WORK TO BE COMPLETED: Go over the data and copy out each line with "name" in it.

::: EXERCISE INPUTS

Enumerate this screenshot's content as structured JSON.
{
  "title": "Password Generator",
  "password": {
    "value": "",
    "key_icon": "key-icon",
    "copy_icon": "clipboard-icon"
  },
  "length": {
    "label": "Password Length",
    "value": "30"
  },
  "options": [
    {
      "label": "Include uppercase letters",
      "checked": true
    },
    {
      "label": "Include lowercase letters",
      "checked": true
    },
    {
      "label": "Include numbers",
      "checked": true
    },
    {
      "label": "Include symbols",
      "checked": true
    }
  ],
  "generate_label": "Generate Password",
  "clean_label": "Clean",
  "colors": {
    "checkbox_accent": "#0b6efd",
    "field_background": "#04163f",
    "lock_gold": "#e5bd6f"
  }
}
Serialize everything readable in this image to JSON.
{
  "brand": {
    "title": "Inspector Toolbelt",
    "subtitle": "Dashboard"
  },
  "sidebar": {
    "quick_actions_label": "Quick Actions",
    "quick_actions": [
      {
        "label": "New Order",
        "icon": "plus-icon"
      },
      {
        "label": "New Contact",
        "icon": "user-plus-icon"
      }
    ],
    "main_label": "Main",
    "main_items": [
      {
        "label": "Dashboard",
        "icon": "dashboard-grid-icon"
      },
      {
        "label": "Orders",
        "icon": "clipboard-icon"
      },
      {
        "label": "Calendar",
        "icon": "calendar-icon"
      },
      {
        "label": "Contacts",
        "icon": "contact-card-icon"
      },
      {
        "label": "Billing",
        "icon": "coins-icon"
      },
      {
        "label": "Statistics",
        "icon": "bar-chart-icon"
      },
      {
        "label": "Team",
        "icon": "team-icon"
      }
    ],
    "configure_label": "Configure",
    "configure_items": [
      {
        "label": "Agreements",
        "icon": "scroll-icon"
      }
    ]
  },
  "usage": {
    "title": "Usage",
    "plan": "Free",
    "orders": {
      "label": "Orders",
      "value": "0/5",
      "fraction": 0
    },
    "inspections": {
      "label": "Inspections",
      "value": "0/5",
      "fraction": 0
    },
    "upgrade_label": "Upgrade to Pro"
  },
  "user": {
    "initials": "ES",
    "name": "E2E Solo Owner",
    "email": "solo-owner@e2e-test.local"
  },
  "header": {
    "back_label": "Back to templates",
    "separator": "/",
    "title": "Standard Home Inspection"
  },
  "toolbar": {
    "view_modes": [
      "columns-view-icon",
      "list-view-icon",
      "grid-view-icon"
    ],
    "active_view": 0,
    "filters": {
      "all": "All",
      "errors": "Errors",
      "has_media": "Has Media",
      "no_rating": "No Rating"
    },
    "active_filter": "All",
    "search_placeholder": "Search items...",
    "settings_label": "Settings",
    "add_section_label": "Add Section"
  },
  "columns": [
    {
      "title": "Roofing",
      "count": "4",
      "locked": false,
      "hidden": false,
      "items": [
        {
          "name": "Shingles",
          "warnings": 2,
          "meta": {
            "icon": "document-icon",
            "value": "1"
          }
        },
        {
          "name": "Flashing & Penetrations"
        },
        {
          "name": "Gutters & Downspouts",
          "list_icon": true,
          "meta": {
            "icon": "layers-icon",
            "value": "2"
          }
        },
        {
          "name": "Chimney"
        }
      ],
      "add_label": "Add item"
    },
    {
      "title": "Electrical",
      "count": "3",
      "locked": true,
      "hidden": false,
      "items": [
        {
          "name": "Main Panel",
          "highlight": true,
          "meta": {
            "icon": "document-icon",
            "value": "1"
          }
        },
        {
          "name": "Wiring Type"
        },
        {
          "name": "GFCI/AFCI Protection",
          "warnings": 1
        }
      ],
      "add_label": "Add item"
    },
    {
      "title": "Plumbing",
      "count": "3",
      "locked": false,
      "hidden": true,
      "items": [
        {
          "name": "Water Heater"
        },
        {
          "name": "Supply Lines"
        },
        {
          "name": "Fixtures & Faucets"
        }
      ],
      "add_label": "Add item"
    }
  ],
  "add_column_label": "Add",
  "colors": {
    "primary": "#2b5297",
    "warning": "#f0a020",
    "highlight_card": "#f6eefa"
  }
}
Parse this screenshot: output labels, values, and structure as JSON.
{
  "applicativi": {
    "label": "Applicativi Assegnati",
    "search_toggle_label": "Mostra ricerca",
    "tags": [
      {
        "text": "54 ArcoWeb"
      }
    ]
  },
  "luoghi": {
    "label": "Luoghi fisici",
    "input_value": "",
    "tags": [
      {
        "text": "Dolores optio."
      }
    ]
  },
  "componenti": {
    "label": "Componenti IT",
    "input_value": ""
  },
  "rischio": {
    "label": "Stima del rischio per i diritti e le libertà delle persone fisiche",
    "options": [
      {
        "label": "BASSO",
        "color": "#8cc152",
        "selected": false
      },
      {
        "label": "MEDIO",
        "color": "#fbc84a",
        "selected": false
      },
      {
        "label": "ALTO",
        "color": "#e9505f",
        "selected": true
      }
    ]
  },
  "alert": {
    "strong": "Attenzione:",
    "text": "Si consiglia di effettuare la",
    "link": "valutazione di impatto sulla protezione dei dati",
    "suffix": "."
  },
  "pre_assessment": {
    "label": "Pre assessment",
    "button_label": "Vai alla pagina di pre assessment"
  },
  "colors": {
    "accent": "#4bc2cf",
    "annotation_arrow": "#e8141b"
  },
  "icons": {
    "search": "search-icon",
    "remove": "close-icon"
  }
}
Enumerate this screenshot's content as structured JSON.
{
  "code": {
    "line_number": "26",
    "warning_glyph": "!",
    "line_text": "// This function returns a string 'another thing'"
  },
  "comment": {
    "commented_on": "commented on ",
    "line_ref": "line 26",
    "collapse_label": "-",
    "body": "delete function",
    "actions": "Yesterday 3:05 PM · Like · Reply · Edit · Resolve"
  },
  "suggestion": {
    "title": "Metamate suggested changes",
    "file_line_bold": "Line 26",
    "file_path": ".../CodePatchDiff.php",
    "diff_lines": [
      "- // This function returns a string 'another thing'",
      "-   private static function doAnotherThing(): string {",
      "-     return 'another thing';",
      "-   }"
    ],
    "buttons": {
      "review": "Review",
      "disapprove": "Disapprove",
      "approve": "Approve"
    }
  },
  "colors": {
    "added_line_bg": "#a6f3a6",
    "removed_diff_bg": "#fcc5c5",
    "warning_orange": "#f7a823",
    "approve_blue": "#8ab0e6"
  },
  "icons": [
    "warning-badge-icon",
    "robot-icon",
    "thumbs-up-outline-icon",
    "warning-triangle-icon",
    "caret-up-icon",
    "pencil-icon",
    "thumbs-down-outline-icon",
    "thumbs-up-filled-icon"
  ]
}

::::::

ANSWER BOX:
    "name": "E2E Solo Owner",
          "name": "Shingles",
          "name": "Flashing & Penetrations"
          "name": "Gutters & Downspouts",
          "name": "Chimney"
          "name": "Main Panel",
          "name": "Wiring Type"
          "name": "GFCI/AFCI Protection",
          "name": "Water Heater"
          "name": "Supply Lines"
          "name": "Fixtures & Faucets"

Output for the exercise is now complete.